This week the California NAACP endorsed a marijuana legalization initiative that will appear on the state's ballot in November, citing dramatic racial disparities in marijuana arrests. A report issued by the Drug Policy Alliance to coincide with the NAACP endorsement finds that blacks in
California's 25 largest counties are two to four times as likely as whites to be arrested for marijuana possession, even though survey data indicate they are no more likely to use the drug. The findings of the DPA study (PDF), which was led by Queens University sociologist Harry Levine, are similar to those of a 2008 study that Levine did for the New York Civil Liberties Union.
Do these data show that cops are racist? That is not how Levine and his co-authors, Jon Gettman and Loren Siegel, interpret them:
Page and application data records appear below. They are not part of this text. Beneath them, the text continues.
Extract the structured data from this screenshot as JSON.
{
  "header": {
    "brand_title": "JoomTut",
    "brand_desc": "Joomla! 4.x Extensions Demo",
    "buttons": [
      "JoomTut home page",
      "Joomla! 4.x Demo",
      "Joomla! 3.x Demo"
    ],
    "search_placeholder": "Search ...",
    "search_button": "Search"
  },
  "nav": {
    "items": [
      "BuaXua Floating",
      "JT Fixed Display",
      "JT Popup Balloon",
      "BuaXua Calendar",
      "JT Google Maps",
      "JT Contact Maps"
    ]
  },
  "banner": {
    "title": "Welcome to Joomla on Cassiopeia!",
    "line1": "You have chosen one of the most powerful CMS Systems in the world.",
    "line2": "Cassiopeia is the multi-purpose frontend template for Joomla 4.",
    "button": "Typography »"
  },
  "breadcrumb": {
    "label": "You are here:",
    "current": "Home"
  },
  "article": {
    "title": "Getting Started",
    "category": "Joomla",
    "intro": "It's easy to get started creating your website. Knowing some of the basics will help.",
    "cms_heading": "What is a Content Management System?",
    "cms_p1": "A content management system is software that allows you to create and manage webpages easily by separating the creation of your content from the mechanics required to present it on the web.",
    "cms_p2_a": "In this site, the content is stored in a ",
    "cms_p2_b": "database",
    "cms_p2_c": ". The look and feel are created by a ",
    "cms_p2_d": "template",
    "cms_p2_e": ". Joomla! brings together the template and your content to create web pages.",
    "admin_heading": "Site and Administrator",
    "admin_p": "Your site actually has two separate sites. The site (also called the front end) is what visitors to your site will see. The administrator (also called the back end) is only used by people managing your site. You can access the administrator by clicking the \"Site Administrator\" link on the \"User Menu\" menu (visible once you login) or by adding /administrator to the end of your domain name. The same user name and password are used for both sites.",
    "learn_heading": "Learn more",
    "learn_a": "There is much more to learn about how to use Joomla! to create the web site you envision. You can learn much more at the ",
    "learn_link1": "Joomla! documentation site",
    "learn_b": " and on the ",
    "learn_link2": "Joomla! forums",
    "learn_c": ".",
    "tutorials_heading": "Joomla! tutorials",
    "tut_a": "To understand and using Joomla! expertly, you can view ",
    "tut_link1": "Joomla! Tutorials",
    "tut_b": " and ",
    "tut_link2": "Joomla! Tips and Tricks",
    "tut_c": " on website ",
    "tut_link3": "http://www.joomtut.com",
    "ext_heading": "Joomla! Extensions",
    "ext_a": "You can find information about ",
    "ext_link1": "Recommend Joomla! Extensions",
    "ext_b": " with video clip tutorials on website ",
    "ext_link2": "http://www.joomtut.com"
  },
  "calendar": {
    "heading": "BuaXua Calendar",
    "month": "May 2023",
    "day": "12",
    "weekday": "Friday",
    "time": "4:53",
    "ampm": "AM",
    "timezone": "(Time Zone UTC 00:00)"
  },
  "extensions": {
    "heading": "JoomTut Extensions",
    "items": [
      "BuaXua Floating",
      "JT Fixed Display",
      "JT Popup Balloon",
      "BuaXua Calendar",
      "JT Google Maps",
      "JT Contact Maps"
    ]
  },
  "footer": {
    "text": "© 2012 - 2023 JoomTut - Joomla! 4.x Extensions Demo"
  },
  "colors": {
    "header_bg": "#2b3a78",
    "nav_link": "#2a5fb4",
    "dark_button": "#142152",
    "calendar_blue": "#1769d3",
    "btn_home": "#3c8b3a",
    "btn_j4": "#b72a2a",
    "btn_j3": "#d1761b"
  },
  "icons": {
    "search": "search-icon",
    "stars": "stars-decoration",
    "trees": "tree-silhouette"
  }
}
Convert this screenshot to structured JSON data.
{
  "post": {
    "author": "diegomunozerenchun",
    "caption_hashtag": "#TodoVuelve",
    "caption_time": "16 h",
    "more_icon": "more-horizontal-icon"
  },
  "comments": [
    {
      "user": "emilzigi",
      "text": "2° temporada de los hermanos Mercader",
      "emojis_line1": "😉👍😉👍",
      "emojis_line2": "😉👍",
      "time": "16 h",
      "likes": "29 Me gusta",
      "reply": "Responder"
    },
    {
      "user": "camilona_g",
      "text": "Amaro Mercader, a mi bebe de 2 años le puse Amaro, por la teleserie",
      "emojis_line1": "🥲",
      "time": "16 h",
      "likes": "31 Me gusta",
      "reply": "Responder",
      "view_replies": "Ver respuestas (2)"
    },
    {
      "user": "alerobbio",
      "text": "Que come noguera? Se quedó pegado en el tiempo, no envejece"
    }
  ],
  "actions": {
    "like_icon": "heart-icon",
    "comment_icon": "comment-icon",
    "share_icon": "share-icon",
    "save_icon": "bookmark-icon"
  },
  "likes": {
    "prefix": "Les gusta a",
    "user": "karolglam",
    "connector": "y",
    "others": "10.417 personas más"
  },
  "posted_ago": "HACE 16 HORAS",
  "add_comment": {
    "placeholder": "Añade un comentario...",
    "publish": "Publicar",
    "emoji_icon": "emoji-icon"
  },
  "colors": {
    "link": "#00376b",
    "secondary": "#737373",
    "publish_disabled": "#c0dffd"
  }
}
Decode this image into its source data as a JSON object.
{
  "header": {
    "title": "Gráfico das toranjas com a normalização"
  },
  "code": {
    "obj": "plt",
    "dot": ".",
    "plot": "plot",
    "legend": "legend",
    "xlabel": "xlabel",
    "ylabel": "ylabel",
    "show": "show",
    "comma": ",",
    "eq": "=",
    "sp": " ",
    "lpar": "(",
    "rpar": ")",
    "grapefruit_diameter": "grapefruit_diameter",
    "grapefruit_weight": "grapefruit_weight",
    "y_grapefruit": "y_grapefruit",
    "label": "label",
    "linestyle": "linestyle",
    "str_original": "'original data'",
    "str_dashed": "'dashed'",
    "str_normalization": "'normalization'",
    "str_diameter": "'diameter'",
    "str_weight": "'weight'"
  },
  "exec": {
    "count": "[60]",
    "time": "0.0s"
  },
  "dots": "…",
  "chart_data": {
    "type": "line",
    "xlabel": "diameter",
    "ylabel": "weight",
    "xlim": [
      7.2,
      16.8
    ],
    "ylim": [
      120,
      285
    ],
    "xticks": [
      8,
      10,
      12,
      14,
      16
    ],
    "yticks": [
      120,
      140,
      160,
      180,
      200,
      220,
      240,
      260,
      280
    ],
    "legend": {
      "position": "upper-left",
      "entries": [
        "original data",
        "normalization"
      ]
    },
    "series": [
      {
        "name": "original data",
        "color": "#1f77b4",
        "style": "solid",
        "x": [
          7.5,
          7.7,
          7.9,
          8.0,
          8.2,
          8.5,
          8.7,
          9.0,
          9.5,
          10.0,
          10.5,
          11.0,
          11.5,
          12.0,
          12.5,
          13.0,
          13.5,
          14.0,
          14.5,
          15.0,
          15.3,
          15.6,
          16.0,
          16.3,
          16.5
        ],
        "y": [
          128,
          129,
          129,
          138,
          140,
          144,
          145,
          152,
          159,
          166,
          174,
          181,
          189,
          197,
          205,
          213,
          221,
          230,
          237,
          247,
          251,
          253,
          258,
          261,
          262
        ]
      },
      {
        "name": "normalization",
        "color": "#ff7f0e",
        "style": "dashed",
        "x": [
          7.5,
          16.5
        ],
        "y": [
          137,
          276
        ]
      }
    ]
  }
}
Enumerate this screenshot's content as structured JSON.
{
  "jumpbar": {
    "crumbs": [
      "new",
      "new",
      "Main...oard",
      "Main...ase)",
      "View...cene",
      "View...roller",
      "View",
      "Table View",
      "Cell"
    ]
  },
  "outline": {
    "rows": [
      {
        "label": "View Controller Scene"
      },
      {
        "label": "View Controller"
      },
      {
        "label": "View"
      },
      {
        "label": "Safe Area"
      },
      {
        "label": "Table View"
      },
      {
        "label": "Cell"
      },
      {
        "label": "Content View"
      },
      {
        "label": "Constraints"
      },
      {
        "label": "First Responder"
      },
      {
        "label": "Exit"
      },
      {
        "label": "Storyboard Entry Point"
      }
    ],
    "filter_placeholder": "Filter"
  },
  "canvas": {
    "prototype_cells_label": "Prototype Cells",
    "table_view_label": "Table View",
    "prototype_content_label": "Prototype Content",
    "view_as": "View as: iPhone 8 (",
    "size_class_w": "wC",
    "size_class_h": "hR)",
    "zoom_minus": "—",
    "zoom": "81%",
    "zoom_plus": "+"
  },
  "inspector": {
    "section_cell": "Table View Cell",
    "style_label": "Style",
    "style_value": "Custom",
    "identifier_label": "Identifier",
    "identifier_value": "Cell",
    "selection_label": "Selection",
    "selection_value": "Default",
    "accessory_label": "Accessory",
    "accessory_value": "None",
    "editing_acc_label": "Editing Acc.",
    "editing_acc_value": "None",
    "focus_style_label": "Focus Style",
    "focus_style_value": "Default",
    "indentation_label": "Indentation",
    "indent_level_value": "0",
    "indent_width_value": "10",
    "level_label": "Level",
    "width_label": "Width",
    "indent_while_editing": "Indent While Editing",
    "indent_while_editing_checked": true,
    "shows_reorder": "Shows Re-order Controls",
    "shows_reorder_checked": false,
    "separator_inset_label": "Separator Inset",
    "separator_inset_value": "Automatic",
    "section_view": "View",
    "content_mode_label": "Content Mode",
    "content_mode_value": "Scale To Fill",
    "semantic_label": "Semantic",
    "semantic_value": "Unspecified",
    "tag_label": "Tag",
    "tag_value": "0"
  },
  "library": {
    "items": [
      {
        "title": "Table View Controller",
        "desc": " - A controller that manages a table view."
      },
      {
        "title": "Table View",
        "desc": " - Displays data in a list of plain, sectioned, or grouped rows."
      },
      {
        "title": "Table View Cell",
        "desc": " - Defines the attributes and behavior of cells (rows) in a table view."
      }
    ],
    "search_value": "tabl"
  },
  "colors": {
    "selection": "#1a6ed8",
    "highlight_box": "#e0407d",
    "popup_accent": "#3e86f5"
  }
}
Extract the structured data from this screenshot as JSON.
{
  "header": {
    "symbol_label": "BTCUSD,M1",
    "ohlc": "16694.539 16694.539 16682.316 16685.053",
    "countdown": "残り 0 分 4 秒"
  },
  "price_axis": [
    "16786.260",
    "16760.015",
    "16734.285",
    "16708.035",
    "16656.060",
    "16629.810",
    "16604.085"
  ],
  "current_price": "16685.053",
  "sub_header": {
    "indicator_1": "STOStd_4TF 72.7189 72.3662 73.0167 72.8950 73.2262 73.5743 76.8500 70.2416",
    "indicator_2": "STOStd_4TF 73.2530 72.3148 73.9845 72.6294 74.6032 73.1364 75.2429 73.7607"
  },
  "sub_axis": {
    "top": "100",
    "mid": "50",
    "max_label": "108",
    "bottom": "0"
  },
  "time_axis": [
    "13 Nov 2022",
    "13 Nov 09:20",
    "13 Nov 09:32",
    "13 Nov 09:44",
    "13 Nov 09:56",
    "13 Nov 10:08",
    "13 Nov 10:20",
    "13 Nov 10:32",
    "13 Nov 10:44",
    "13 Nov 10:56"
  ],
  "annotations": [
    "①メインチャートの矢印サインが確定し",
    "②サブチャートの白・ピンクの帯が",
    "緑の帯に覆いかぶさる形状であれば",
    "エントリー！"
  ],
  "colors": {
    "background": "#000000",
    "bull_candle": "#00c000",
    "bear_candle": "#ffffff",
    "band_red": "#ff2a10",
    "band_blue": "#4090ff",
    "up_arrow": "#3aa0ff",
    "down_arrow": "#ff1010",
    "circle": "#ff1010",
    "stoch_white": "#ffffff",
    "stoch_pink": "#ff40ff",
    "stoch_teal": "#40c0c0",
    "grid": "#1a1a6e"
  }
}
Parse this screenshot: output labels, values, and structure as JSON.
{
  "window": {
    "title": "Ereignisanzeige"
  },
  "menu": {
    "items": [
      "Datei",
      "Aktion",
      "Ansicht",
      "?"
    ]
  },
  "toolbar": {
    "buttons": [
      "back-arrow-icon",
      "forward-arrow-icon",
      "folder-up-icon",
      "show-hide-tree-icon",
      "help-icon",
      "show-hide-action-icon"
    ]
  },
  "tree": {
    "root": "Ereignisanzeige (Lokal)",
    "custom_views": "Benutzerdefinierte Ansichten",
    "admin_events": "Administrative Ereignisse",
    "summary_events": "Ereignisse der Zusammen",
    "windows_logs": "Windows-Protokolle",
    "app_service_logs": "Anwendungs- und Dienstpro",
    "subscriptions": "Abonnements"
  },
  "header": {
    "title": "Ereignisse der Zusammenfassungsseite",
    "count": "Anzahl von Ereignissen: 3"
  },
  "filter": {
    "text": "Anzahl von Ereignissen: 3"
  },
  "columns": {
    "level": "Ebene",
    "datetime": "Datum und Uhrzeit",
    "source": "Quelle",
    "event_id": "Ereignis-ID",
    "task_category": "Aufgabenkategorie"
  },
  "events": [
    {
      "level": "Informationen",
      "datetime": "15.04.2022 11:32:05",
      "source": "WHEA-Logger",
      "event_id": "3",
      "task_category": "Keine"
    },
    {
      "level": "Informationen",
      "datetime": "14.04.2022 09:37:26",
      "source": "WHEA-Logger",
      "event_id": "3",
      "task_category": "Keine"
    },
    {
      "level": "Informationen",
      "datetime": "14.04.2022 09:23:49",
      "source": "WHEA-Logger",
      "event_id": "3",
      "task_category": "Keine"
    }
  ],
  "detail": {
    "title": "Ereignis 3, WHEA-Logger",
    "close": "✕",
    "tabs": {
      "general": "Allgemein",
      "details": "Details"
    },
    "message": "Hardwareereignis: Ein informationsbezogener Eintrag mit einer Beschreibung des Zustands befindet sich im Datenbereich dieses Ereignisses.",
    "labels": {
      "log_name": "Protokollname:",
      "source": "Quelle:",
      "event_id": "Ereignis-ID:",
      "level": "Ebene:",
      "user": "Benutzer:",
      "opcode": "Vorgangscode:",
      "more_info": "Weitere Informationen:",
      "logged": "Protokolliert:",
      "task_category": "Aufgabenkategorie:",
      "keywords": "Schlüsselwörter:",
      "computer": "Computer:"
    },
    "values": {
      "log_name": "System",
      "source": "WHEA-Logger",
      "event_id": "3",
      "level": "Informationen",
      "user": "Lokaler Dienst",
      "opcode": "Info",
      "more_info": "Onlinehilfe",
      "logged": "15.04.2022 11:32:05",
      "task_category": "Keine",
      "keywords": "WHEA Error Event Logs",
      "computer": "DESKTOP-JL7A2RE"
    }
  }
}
Young blacks and Latinos use marijuana at lower rates than young whites. So why are police in California arresting young blacks and Latinos at higher rates than young whites, and at greater numbers than their percentages of the population? Based on our studies of policing in New York and other cities, we do not think the arrests are mostly a result of personal bias or racism on the part of individual patrol officers and their immediate supervisors. Rather, this is a system-wide phenomenon, occurring in every county and nearly every police department in California and elsewhere.
Police departments deploy most patrol and narcotics police to certain neighborhoods, usually designated "high crime." These are disproportionately low-income, and disproportionately African-American and Latino neighborhoods. It is in these neighborhoods where the police make most patrols, and where they stop and search the most vehicles and individuals, looking for "contraband" of any type in order to make an arrest. The item that young people in any neighborhood are most likely to possess, which can get them arrested, is a small amount of marijuana. In short, the arrests are racially biased mainly because the police are systematically "fishing" for arrests in only some neighborhoods, and methodically searching only some "fish." This produces what has been termed "racism without racists."
The California NAACP nevertheless is understandably concerned about the racially disproportionate impact of this policy, just as it was understandably concerned about the racially disproportionate impact of mindlessly severe federal crack sentences (which were initially championed by black politicians). The ballot measure it backs, the Control and Tax Cannabis Initiative of 2010 (a.k.a. Proposition 19), would allow adults 21 or older to possess up to an ounce of marijuana and grow it for their own use. It also would authorize local governments to license and regulate the production and sale of marijuana.